LDR1
No Value is the debut recording from Auckland five-piece Long Distance Runner, and the 7” and digital release sound nothing like I’d expected — which is no bad thing.

My expectations were based on the fact that Long Distance Runner feature members from a few other great Auckland bands, including blistering hardcore/screamo outfit Parents, and psychedelic genre-smashers sere. I thought maybe some kind of acid-fired hardcore hybrid was on the cards with Long Distance Runner. But that’s definitely not the case.

In the main, the six songs on No Value showcase a razor-sharp post-hardcore band, although there’s certainly an unorthodox edge to some of Long Distance Runner’s songs. The band take offbeat swerves on some tracks, and deal in supersonic intensity on others. But mostly, Long Distance Runner inject driving melodies with distortion while delivering heart-pounding riffs.

The high-speed arrangements of No Value’s title track and “I Fall” remind me of the uber-aggressive bursts of noise that Parents deal in. Although, to be clear, Long Distance Runner aren’t Parents by another name. The band add different textures and dynamics into the mix on No Value, and while tracks like “A Savage Place”, “No Mask” and “No More Regrets” are harsh and heavy, and pack plenty of rhythmic punch, they also feature twists and turns that’d do brainbox/brain-smashing punks like Fugazi, Refused, or At The Drive In proud.

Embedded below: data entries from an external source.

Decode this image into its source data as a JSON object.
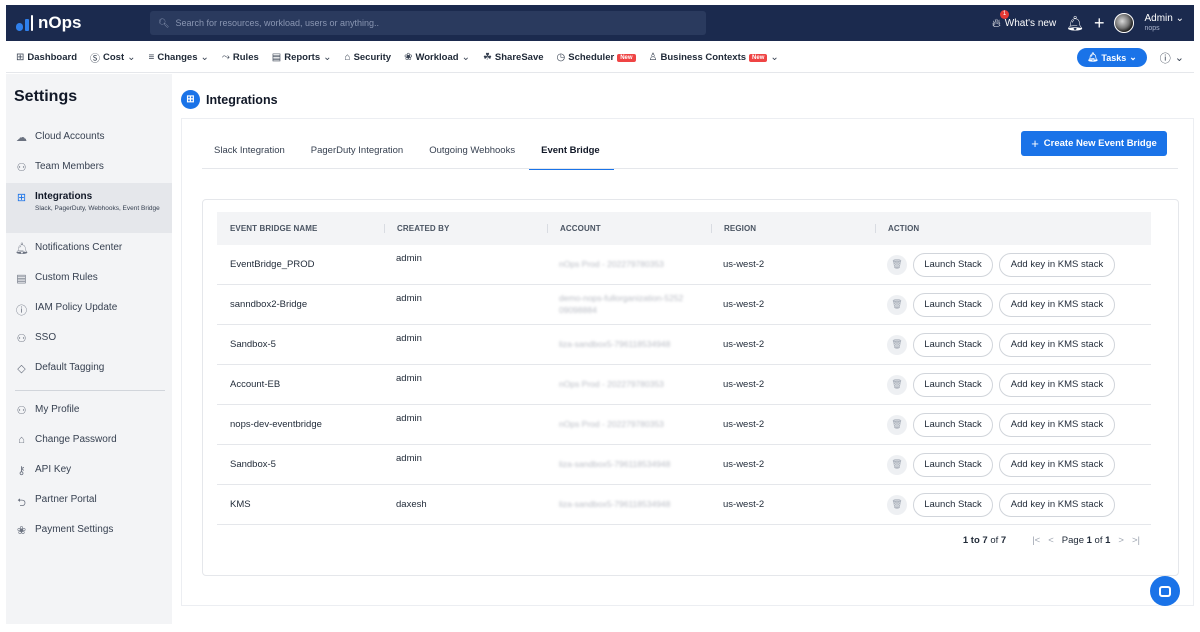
{
  "app": {
    "name": "nOps"
  },
  "search": {
    "placeholder": "Search for resources, workload, users or anything.."
  },
  "topbar": {
    "whats_new": "What's new",
    "notif_count": "1",
    "user_name": "Admin",
    "user_org": "nops"
  },
  "nav": {
    "items": [
      {
        "label": "Dashboard",
        "icon": "grid-icon"
      },
      {
        "label": "Cost",
        "icon": "dollar-icon",
        "dropdown": true
      },
      {
        "label": "Changes",
        "icon": "list-icon",
        "dropdown": true
      },
      {
        "label": "Rules",
        "icon": "rules-icon"
      },
      {
        "label": "Reports",
        "icon": "report-icon",
        "dropdown": true
      },
      {
        "label": "Security",
        "icon": "lock-icon"
      },
      {
        "label": "Workload",
        "icon": "workload-icon",
        "dropdown": true
      },
      {
        "label": "ShareSave",
        "icon": "sharesave-icon"
      },
      {
        "label": "Scheduler",
        "icon": "scheduler-icon",
        "badge": "New"
      },
      {
        "label": "Business Contexts",
        "icon": "business-icon",
        "badge": "New",
        "dropdown": true
      }
    ],
    "tasks_label": "Tasks"
  },
  "sidebar": {
    "title": "Settings",
    "items": [
      {
        "label": "Cloud Accounts",
        "icon": "cloud-icon"
      },
      {
        "label": "Team Members",
        "icon": "team-icon"
      },
      {
        "label": "Integrations",
        "icon": "integrations-icon",
        "sub": "Slack, PagerDuty, Webhooks, Event Bridge",
        "active": true
      },
      {
        "label": "Notifications Center",
        "icon": "bell-icon"
      },
      {
        "label": "Custom Rules",
        "icon": "rules-icon"
      },
      {
        "label": "IAM Policy Update",
        "icon": "info-icon"
      },
      {
        "label": "SSO",
        "icon": "sso-icon"
      },
      {
        "label": "Default Tagging",
        "icon": "tag-icon"
      },
      {
        "label": "My Profile",
        "icon": "user-icon"
      },
      {
        "label": "Change Password",
        "icon": "lock-icon"
      },
      {
        "label": "API Key",
        "icon": "key-icon"
      },
      {
        "label": "Partner Portal",
        "icon": "partner-icon"
      },
      {
        "label": "Payment Settings",
        "icon": "payment-icon"
      }
    ]
  },
  "main": {
    "title": "Integrations",
    "tabs": [
      {
        "label": "Slack Integration"
      },
      {
        "label": "PagerDuty Integration"
      },
      {
        "label": "Outgoing Webhooks"
      },
      {
        "label": "Event Bridge",
        "active": true
      }
    ],
    "create_button": "Create New Event Bridge",
    "table": {
      "headers": [
        "EVENT BRIDGE NAME",
        "CREATED BY",
        "ACCOUNT",
        "REGION",
        "ACTION"
      ],
      "rows": [
        {
          "name": "EventBridge_PROD",
          "created_by": "admin",
          "account": "nOps Prod - 202279780353",
          "region": "us-west-2"
        },
        {
          "name": "sanndbox2-Bridge",
          "created_by": "admin",
          "account": "demo-nops-fullorganization-5252 09098884",
          "region": "us-west-2"
        },
        {
          "name": "Sandbox-5",
          "created_by": "admin",
          "account": "liza-sandbox5-796118534948",
          "region": "us-west-2"
        },
        {
          "name": "Account-EB",
          "created_by": "admin",
          "account": "nOps Prod - 202279780353",
          "region": "us-west-2"
        },
        {
          "name": "nops-dev-eventbridge",
          "created_by": "admin",
          "account": "nOps Prod - 202279780353",
          "region": "us-west-2"
        },
        {
          "name": "Sandbox-5",
          "created_by": "admin",
          "account": "liza-sandbox5-796118534948",
          "region": "us-west-2"
        },
        {
          "name": "KMS",
          "created_by": "daxesh",
          "account": "liza-sandbox5-796118534948",
          "region": "us-west-2"
        }
      ],
      "launch_label": "Launch Stack",
      "kms_label": "Add key in KMS stack"
    },
    "pager": {
      "range_start": "1",
      "range_end": "7",
      "total": "7",
      "page": "1",
      "pages": "1"
    }
  }
}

LDR3No Value is a great opening gambit from Long Distance Runner. It’s got plenty of grinding tension and breakneck riffs — and what fan of strident music doesn’t love that? But No Value also juxtaposes belligerent passages with unpredictable shifts in tempo and direction, which leaves the question of where Long Distance Runner could be heading creatively wide open.

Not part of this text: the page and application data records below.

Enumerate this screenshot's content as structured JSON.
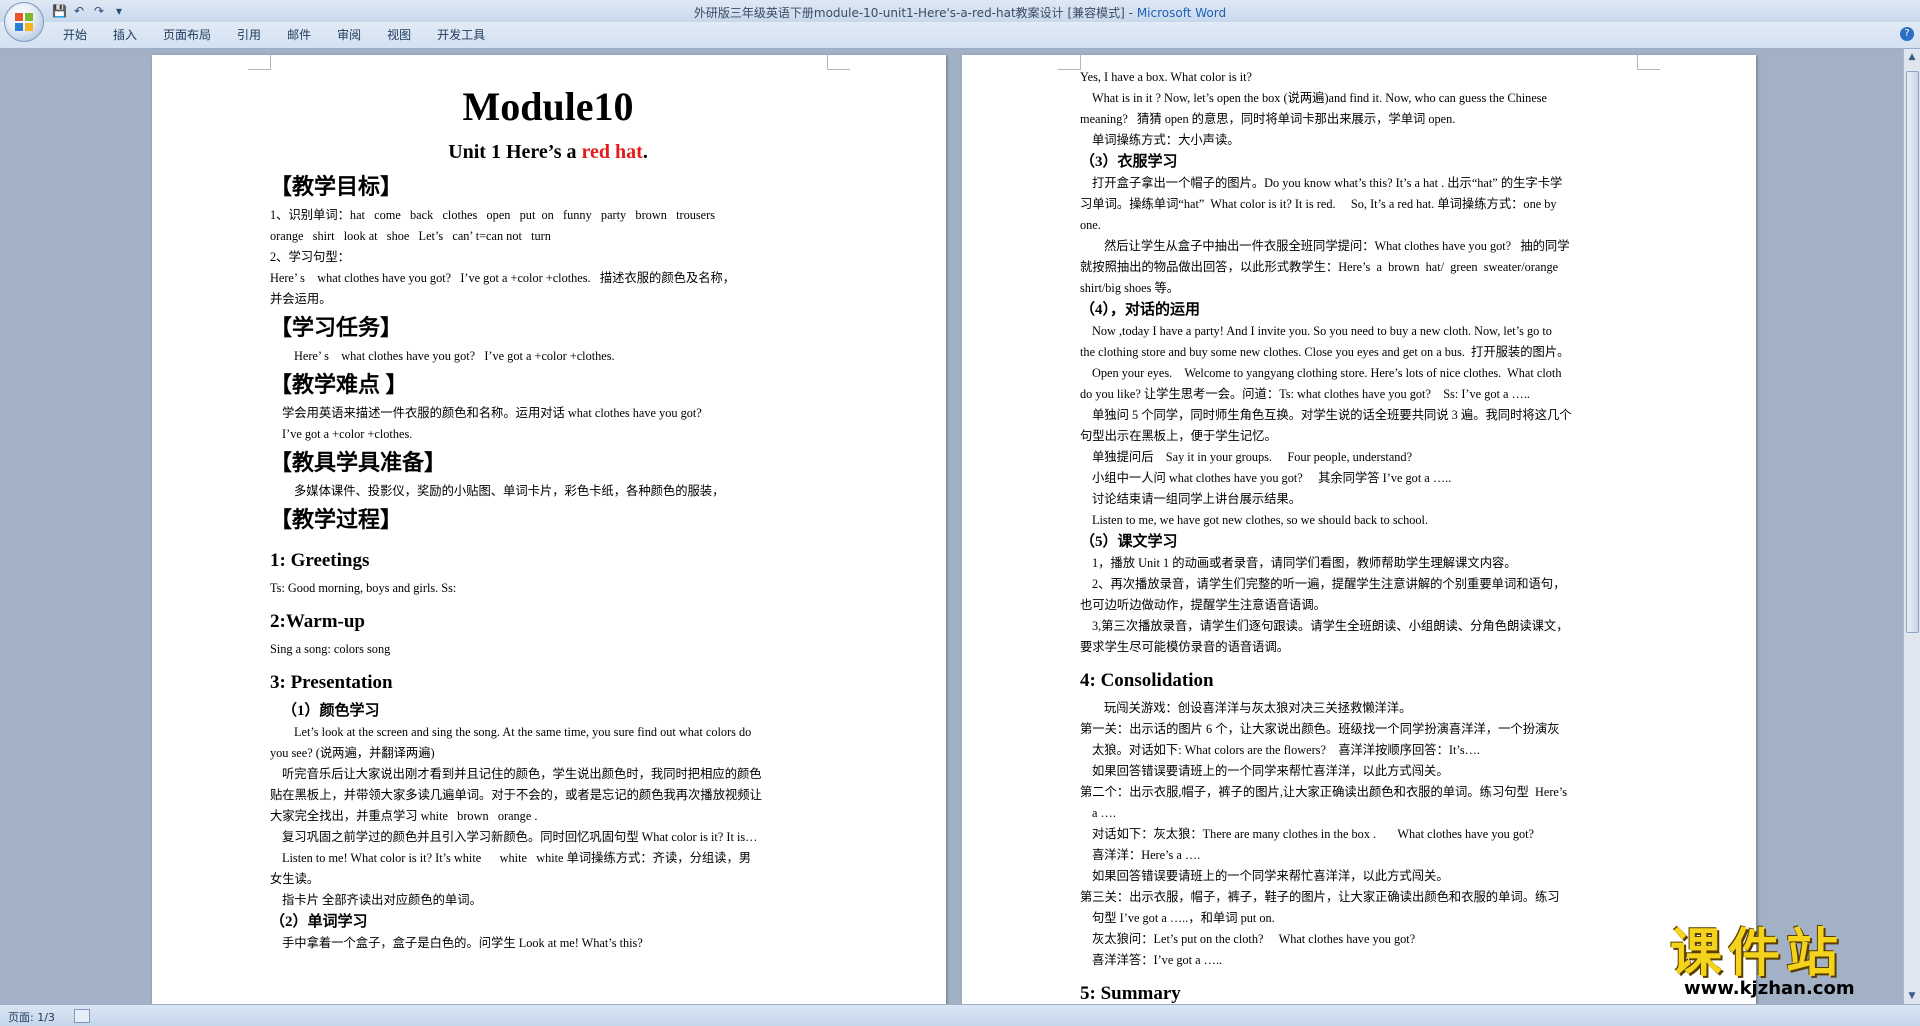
{
  "window": {
    "title": "外研版三年级英语下册module-10-unit1-Here's-a-red-hat教案设计 [兼容模式] - ",
    "app_name": "Microsoft Word"
  },
  "ribbon": {
    "tabs": [
      "开始",
      "插入",
      "页面布局",
      "引用",
      "邮件",
      "审阅",
      "视图",
      "开发工具"
    ]
  },
  "status": {
    "page": "页面: 1/3"
  },
  "watermark": {
    "main": "课件站",
    "url": "www.kjzhan.com"
  },
  "page1": {
    "title": "Module10",
    "unit": [
      "Unit 1    Here’s  a  ",
      "red",
      "  hat",
      "."
    ],
    "lines": [
      {
        "c": "h-sec",
        "t": "【教学目标】"
      },
      {
        "c": "p just",
        "t": "1、识别单词：hat   come   back   clothes   open   put  on   funny   party   brown   trousers"
      },
      {
        "c": "p",
        "t": "orange   shirt   look at   shoe   Let’s   can’ t=can not   turn"
      },
      {
        "c": "p",
        "t": "2、学习句型："
      },
      {
        "c": "p",
        "t": "Here’ s    what clothes have you got?   I’ve got a +color +clothes.   描述衣服的颜色及名称，"
      },
      {
        "c": "p",
        "t": "并会运用。"
      },
      {
        "c": "h-sec",
        "t": "【学习任务】"
      },
      {
        "c": "p ind",
        "t": "Here’ s    what clothes have you got?   I’ve got a +color +clothes."
      },
      {
        "c": "h-sec",
        "t": "【教学难点 】"
      },
      {
        "c": "p ind1",
        "t": "学会用英语来描述一件衣服的颜色和名称。运用对话 what clothes have you got?"
      },
      {
        "c": "p ind1",
        "t": "I’ve got a +color +clothes."
      },
      {
        "c": "h-sec",
        "t": "【教具学具准备】"
      },
      {
        "c": "p ind",
        "t": "多媒体课件、投影仪，奖励的小贴图、单词卡片，彩色卡纸，各种颜色的服装，"
      },
      {
        "c": "h-sec",
        "t": "【教学过程】"
      },
      {
        "c": "h-num",
        "t": "1: Greetings"
      },
      {
        "c": "p",
        "t": "Ts: Good morning, boys and girls. Ss:"
      },
      {
        "c": "h-num",
        "t": "2:Warm-up"
      },
      {
        "c": "p",
        "t": "Sing a song: colors song"
      },
      {
        "c": "h-num",
        "t": "3: Presentation"
      },
      {
        "c": "h-sub ind1",
        "t": "（1）颜色学习"
      },
      {
        "c": "p ind",
        "t": "Let’s look at the screen and sing the song. At the same time, you sure find out what colors do"
      },
      {
        "c": "p",
        "t": "you see? (说两遍，并翻译两遍)"
      },
      {
        "c": "p ind1",
        "t": "听完音乐后让大家说出刚才看到并且记住的颜色，学生说出颜色时，我同时把相应的颜色"
      },
      {
        "c": "p",
        "t": "贴在黑板上，并带领大家多读几遍单词。对于不会的，或者是忘记的颜色我再次播放视频让"
      },
      {
        "c": "p",
        "t": "大家完全找出，并重点学习 white   brown   orange ."
      },
      {
        "c": "p ind1",
        "t": "复习巩固之前学过的颜色并且引入学习新颜色。同时回忆巩固句型 What color is it? It is…"
      },
      {
        "c": "p ind1",
        "t": "Listen to me! What color is it? It’s white      white   white 单词操练方式：齐读，分组读，男"
      },
      {
        "c": "p",
        "t": "女生读。"
      },
      {
        "c": "p ind1",
        "t": "指卡片 全部齐读出对应颜色的单词。"
      },
      {
        "c": "h-sub",
        "t": "（2）单词学习"
      },
      {
        "c": "p ind1",
        "t": "手中拿着一个盒子，盒子是白色的。问学生 Look at me! What’s this?"
      }
    ]
  },
  "page2": {
    "lines": [
      {
        "c": "p",
        "t": "Yes, I have a box. What color is it?"
      },
      {
        "c": "p ind1 just",
        "t": "What is in it ? Now, let’s open the box (说两遍)and find it. Now, who can guess the Chinese"
      },
      {
        "c": "p",
        "t": "meaning?   猜猜 open 的意思，同时将单词卡那出来展示，学单词 open."
      },
      {
        "c": "p ind1",
        "t": "单词操练方式：大小声读。"
      },
      {
        "c": "h-sub",
        "t": "（3）衣服学习"
      },
      {
        "c": "p ind1",
        "t": "打开盒子拿出一个帽子的图片。Do you know what’s this? It’s a hat . 出示“hat” 的生字卡学"
      },
      {
        "c": "p",
        "t": "习单词。操练单词“hat”  What color is it? It is red.     So, It’s a red hat. 单词操练方式：one by"
      },
      {
        "c": "p",
        "t": "one."
      },
      {
        "c": "p ind",
        "t": "然后让学生从盒子中抽出一件衣服全班同学提问：What clothes have you got?   抽的同学"
      },
      {
        "c": "p",
        "t": "就按照抽出的物品做出回答，以此形式教学生：Here’s  a  brown  hat/  green  sweater/orange"
      },
      {
        "c": "p",
        "t": "shirt/big shoes 等。"
      },
      {
        "c": "h-sub",
        "t": "（4），对话的运用"
      },
      {
        "c": "p ind1",
        "t": "Now ,today I have a party! And I invite you. So you need to buy a new cloth. Now, let’s go to"
      },
      {
        "c": "p",
        "t": "the clothing store and buy some new clothes. Close you eyes and get on a bus.  打开服装的图片。"
      },
      {
        "c": "p ind1",
        "t": "Open your eyes.    Welcome to yangyang clothing store. Here’s lots of nice clothes.  What cloth"
      },
      {
        "c": "p",
        "t": "do you like? 让学生思考一会。问道：Ts: what clothes have you got?    Ss: I’ve got a ….."
      },
      {
        "c": "p ind1",
        "t": "单独问 5 个同学，同时师生角色互换。对学生说的话全班要共同说 3 遍。我同时将这几个"
      },
      {
        "c": "p",
        "t": "句型出示在黑板上，便于学生记忆。"
      },
      {
        "c": "p ind1",
        "t": "单独提问后    Say it in your groups.     Four people, understand?"
      },
      {
        "c": "p ind1",
        "t": "小组中一人问 what clothes have you got?     其余同学答 I’ve got a ….."
      },
      {
        "c": "p ind1",
        "t": "讨论结束请一组同学上讲台展示结果。"
      },
      {
        "c": "p ind1",
        "t": "Listen to me, we have got new clothes, so we should back to school."
      },
      {
        "c": "h-sub",
        "t": "（5）课文学习"
      },
      {
        "c": "p ind1",
        "t": "1，播放 Unit 1 的动画或者录音，请同学们看图，教师帮助学生理解课文内容。"
      },
      {
        "c": "p ind1",
        "t": "2、再次播放录音，请学生们完整的听一遍，提醒学生注意讲解的个别重要单词和语句，"
      },
      {
        "c": "p",
        "t": "也可边听边做动作，提醒学生注意语音语调。"
      },
      {
        "c": "p ind1",
        "t": "3,第三次播放录音，请学生们逐句跟读。请学生全班朗读、小组朗读、分角色朗读课文，"
      },
      {
        "c": "p",
        "t": "要求学生尽可能模仿录音的语音语调。"
      },
      {
        "c": "h-num",
        "t": "4: Consolidation"
      },
      {
        "c": "p ind",
        "t": "玩闯关游戏：创设喜洋洋与灰太狼对决三关拯救懒洋洋。"
      },
      {
        "c": "p",
        "t": "第一关：出示话的图片 6 个，让大家说出颜色。班级找一个同学扮演喜洋洋，一个扮演灰"
      },
      {
        "c": "p ind1",
        "t": "太狼。对话如下: What colors are the flowers?    喜洋洋按顺序回答：It’s…."
      },
      {
        "c": "p ind1",
        "t": "如果回答错误要请班上的一个同学来帮忙喜洋洋，以此方式闯关。"
      },
      {
        "c": "p",
        "t": "第二个：出示衣服,帽子，裤子的图片,让大家正确读出颜色和衣服的单词。练习句型  Here’s"
      },
      {
        "c": "p ind1",
        "t": "a …."
      },
      {
        "c": "p ind1",
        "t": "对话如下：灰太狼：There are many clothes in the box .       What clothes have you got?"
      },
      {
        "c": "p ind1",
        "t": "喜洋洋：Here’s a …."
      },
      {
        "c": "p ind1",
        "t": "如果回答错误要请班上的一个同学来帮忙喜洋洋，以此方式闯关。"
      },
      {
        "c": "p",
        "t": "第三关：出示衣服，帽子，裤子，鞋子的图片，让大家正确读出颜色和衣服的单词。练习"
      },
      {
        "c": "p ind1",
        "t": "句型 I’ve got a …..，和单词 put on."
      },
      {
        "c": "p ind1",
        "t": "灰太狼问：Let’s put on the cloth?     What clothes have you got?"
      },
      {
        "c": "p ind1",
        "t": "喜洋洋答：I’ve got a ….."
      },
      {
        "c": "h-num",
        "t": "5: Summary"
      }
    ]
  }
}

That unpredictability means Long Distance Runner aren’t restricted to any set genre, and those moments where they unleash unexpected elements on No Value are the best. No question, No Value is a great debut. But, even better, it shows a lot of promise for Long Distance Runner’s artistic future.